Adams addressed admiration advantage ancient answer appear applied arguments attention audience authority beauty body called cause CHAPTER Church Cicero circumstances classes clear common consider consideration course court Demosthenes developed direct discourse effects eloquence examples explained expression fact favor feel give hand hearers heart Hence Holy honor human important instructions Introduction judge justice kind knowledge language learned Lect lectures less manner matter means Milo mind moral move nature necessary never object occasion orator oratory passions person practice praise present principles produce proof proper Proposition prove qualities question reason Refutation remarks requires rhetoric rule sacred says sense speak speaker species speech style success teaching things thoughts tion topics treated true truth understand usually various virtue whole writings
Seite 300 - And he saith unto them, Be not affrighted: Ye seek Jesus of Nazareth, which was crucified: he is risen; he is not here: behold the place where they laid him.
Seite 18 - The clear conception, outrunning the deductions of logic, the high purpose, the firm resolve, the dauntless spirit, speaking on the tongue, beaming from the eye, informing every feature, and urging the whole man onward, right onward to his object — this, this is eloquence ; or rather it is something greater and higher than all eloquence, it is action, noble, sublime, godlike action.
Seite 189 - He scarce had ceased, when the superior fiend Was moving toward the shore: his ponderous shield, Ethereal temper, massy, large, and round, Behind him cast; the broad circumference Hung on his shoulders like the moon, whose orb Through optic glass the Tuscan artist views, At evening, from the top of Fesole, Or in Valdarno, to descry new lands, Rivers, or mountains, in her spotty globe.
Seite 200 - Are we disposed to be of the number of those, who, having eyes, see not, and having ears, hear not, the things which so nearly concern their temporal salvation ? For my part, whatever anguish of spirit it may cost, I am willing to know the whole truth; to know the worst, and to provide for it.
Seite 185 - She is the fairies' midwife, and she comes In shape no bigger than an agate-stone On the forefinger of an alderman, Drawn with a team of little atomies Athwart men's noses as they lie asleep : Her waggon-spokes made of long spinners...
Seite 211 - Were with his heart, and that was far away.

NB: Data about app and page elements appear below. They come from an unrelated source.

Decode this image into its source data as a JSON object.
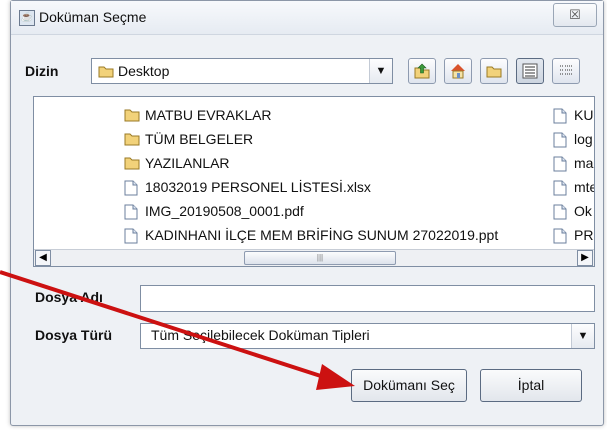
{
  "window": {
    "title": "Doküman Seçme",
    "close": "☒"
  },
  "toolbar": {
    "dir_label": "Dizin",
    "dir_value": "Desktop",
    "buttons": [
      "up-folder",
      "home",
      "new-folder",
      "list-view",
      "details-view"
    ]
  },
  "files": {
    "left": [
      {
        "name": "MATBU EVRAKLAR",
        "type": "folder"
      },
      {
        "name": "TÜM BELGELER",
        "type": "folder"
      },
      {
        "name": "YAZILANLAR",
        "type": "folder"
      },
      {
        "name": "18032019 PERSONEL LİSTESİ.xlsx",
        "type": "file"
      },
      {
        "name": "IMG_20190508_0001.pdf",
        "type": "file"
      },
      {
        "name": "KADINHANI İLÇE MEM BRİFİNG SUNUM 27022019.ppt",
        "type": "file"
      }
    ],
    "right": [
      {
        "name": "KU",
        "type": "file"
      },
      {
        "name": "log",
        "type": "file"
      },
      {
        "name": "ma",
        "type": "file"
      },
      {
        "name": "mte",
        "type": "file"
      },
      {
        "name": "Ok",
        "type": "file"
      },
      {
        "name": "PR",
        "type": "file"
      }
    ],
    "scroll_thumb": "|||"
  },
  "form": {
    "filename_label": "Dosya Adı",
    "filename_value": "",
    "filetype_label": "Dosya Türü",
    "filetype_value": "Tüm Seçilebilecek Doküman Tipleri"
  },
  "buttons": {
    "select": "Dokümanı Seç",
    "cancel": "İptal"
  },
  "colors": {
    "arrow": "#cc1111",
    "window_bg": "#eef1f5",
    "folder": "#e8c25a"
  }
}
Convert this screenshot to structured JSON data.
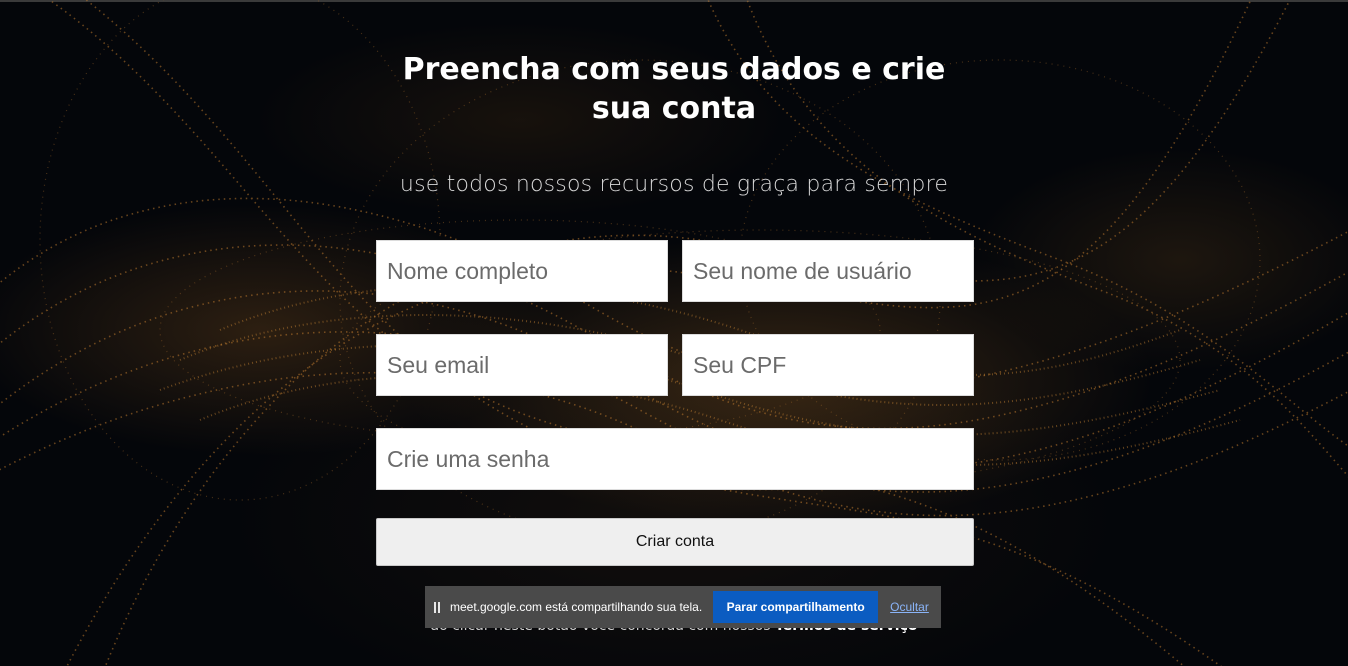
{
  "heading": {
    "title": "Preencha com seus dados e crie sua conta",
    "subtitle": "use todos nossos recursos de graça para sempre"
  },
  "form": {
    "full_name_placeholder": "Nome completo",
    "username_placeholder": "Seu nome de usuário",
    "email_placeholder": "Seu email",
    "cpf_placeholder": "Seu CPF",
    "password_placeholder": "Crie uma senha",
    "submit_label": "Criar conta"
  },
  "terms": {
    "text": "ao clicar neste botão você concorda com nossos",
    "link": "Termos de serviço"
  },
  "share_bar": {
    "message": "meet.google.com está compartilhando sua tela.",
    "stop_label": "Parar compartilhamento",
    "hide_label": "Ocultar"
  },
  "colors": {
    "background": "#04060a",
    "accent_particles": "#b9772d",
    "share_button": "#0b5cc1"
  },
  "icons": {
    "pause": "pause-icon"
  }
}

He recked not of the life he lost, nor prize; But where his rude hut by the Danube lay, There were his young barbarians all at play, There was their Dacian mother, — he, their sire, Butchered to make a Roman holiday!

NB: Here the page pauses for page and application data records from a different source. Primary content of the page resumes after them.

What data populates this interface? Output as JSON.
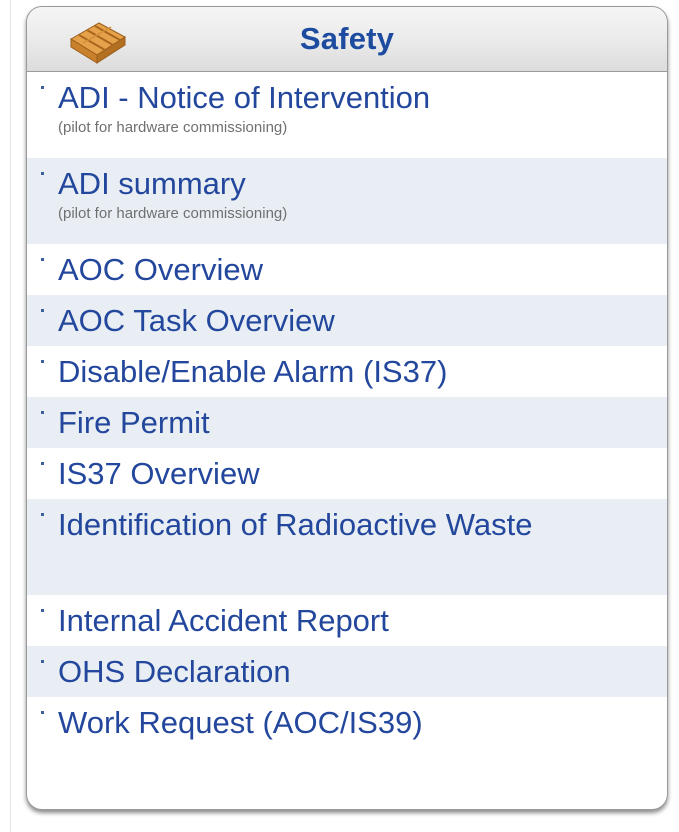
{
  "panel": {
    "title": "Safety",
    "icon": "crate-icon"
  },
  "items": [
    {
      "label": "ADI - Notice of Intervention",
      "sub": "(pilot for hardware commissioning)"
    },
    {
      "label": "ADI summary",
      "sub": "(pilot for hardware commissioning)"
    },
    {
      "label": "AOC Overview"
    },
    {
      "label": "AOC Task Overview"
    },
    {
      "label": "Disable/Enable Alarm (IS37)"
    },
    {
      "label": "Fire Permit"
    },
    {
      "label": "IS37 Overview"
    },
    {
      "label": "Identification of Radioactive Waste"
    },
    {
      "label": "Internal Accident Report"
    },
    {
      "label": "OHS Declaration"
    },
    {
      "label": "Work Request (AOC/IS39)"
    }
  ],
  "colors": {
    "link": "#23479c",
    "title": "#1d4ba0",
    "row_shade": "#e9eef5"
  }
}
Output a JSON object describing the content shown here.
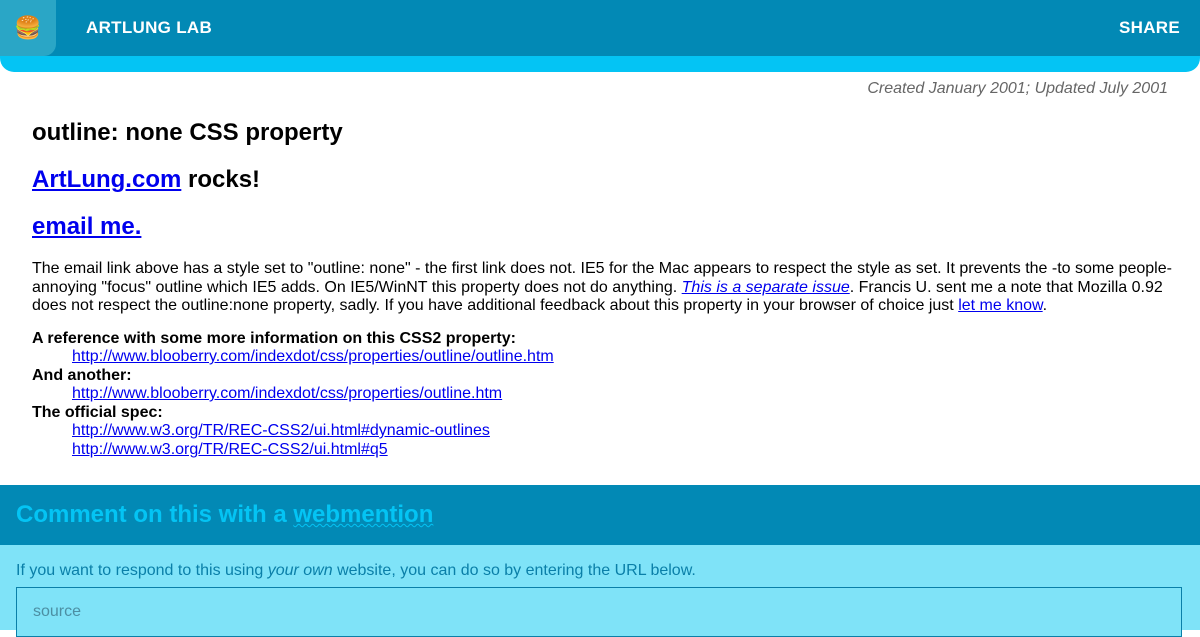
{
  "header": {
    "logo_emoji": "🍔",
    "site_title": "ARTLUNG LAB",
    "share_label": "SHARE",
    "colors": {
      "bar": "#0289b5",
      "stripe": "#04c4f4"
    }
  },
  "meta": {
    "dates": "Created January 2001; Updated July 2001"
  },
  "article": {
    "title": "outline: none CSS property",
    "line1_link": "ArtLung.com",
    "line1_rest": " rocks!",
    "line2_link": "email me.",
    "para_part1": "The email link above has a style set to \"outline: none\" - the first link does not. IE5 for the Mac appears to respect the style as set. It prevents the -to some people- annoying \"focus\" outline which IE5 adds. On IE5/WinNT this property does not do anything. ",
    "para_link1": "This is a separate issue",
    "para_part2": ". Francis U. sent me a note that Mozilla 0.92 does not respect the outline:none property, sadly. If you have additional feedback about this property in your browser of choice just ",
    "para_link2": "let me know",
    "para_part3": ".",
    "refs": [
      {
        "label": "A reference with some more information on this CSS2 property:",
        "links": [
          "http://www.blooberry.com/indexdot/css/properties/outline/outline.htm"
        ]
      },
      {
        "label": "And another:",
        "links": [
          "http://www.blooberry.com/indexdot/css/properties/outline.htm"
        ]
      },
      {
        "label": "The official spec:",
        "links": [
          "http://www.w3.org/TR/REC-CSS2/ui.html#dynamic-outlines",
          "http://www.w3.org/TR/REC-CSS2/ui.html#q5"
        ]
      }
    ]
  },
  "comments": {
    "title_prefix": "Comment on this with a ",
    "title_link": "webmention",
    "intro_part1": "If you want to respond to this using ",
    "intro_em": "your own",
    "intro_part2": " website, you can do so by entering the URL below.",
    "source_placeholder": "source"
  }
}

Seite 212 - Alas! my noble boy, that thou shouldst die! Thou, who wert made so beautifully fair! That death should settle in thy glorious eye, And leave his stillness in this clustering hair! How could he mark thee for the silent tomb. My proud boy, Absalom ! B Cold is thy brow, my son ; and I am chill.
Seite 17 - True eloquence, indeed, does not consist in speech. It cannot be brought from far. Labor and learning may toil for it, but they will toil in vain. Words and phrases may be marshalled in every way, but they cannot compass it. It must exist in the man, in the subject, and in the occasion.
Seite 271 - If ye were blind, ye should have no sin : but now ye say, We see ; therefore your sin remaineth. Verily, verily, I say unto you, He that entereth not by the door into the sheepfold, but climbeth up some other way, the same is a thief and a robber. But he that entereth in by the door is the shepherd of the sheep.